Saima explains how more modest attire in shops is vital.

Amal suggests raising awareness using posters in local communities about the health benefits, this will help to overcome the issues. Creating more running groups that are targeted at women from these backgrounds and tailor it to their needs. She also raises an important idea “Have discussions or focus groups to specifically understand why they don’t run and come up with solutions together. Run in groups in safe well-lit areas to begin with if possible.”


What advice would you give to anyone thinking about giving running a go?       

Yvonne highlights something that is also one of Sahar’s key messages…

 “Our group has so many different fitness levels and abilities, so you don’t feel embarrassed.

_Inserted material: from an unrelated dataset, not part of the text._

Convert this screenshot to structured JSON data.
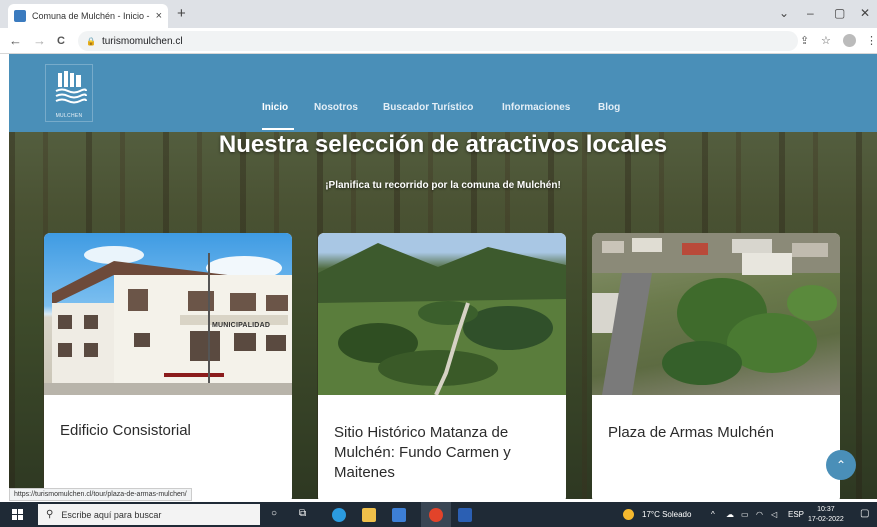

It is also a good way to make friends and socialise”.

 Yassmine offers… “Find a group, it can be tough to keep yourself motivated on your own!”

 This great piece of advice from Saima…

“Try it at least for a month, don’t give up on week 1. You don’t know what you are missing.”

 And finally, Amal’s advice…

“Take it easy. Don’t overwork yourself and listen to your body when it needs rest. Don’t compare your progress with others and remember ‘slowly is the fastest way to get where you want to be’”.


Thank you so much to Sahar and all the members of this fantastic Running group ‘Together We Are… Runners’,  for taking the time to talk to Run Leeds. You have provided a real insight into the challenges faced by women from diverse backgrounds when it comes to running, and how you are breaking down those barriers quite literally one step at a time! You and your group are fantastic role models, not just empowering other women to enjoy the freedom to run, be active and healthy, but future generations.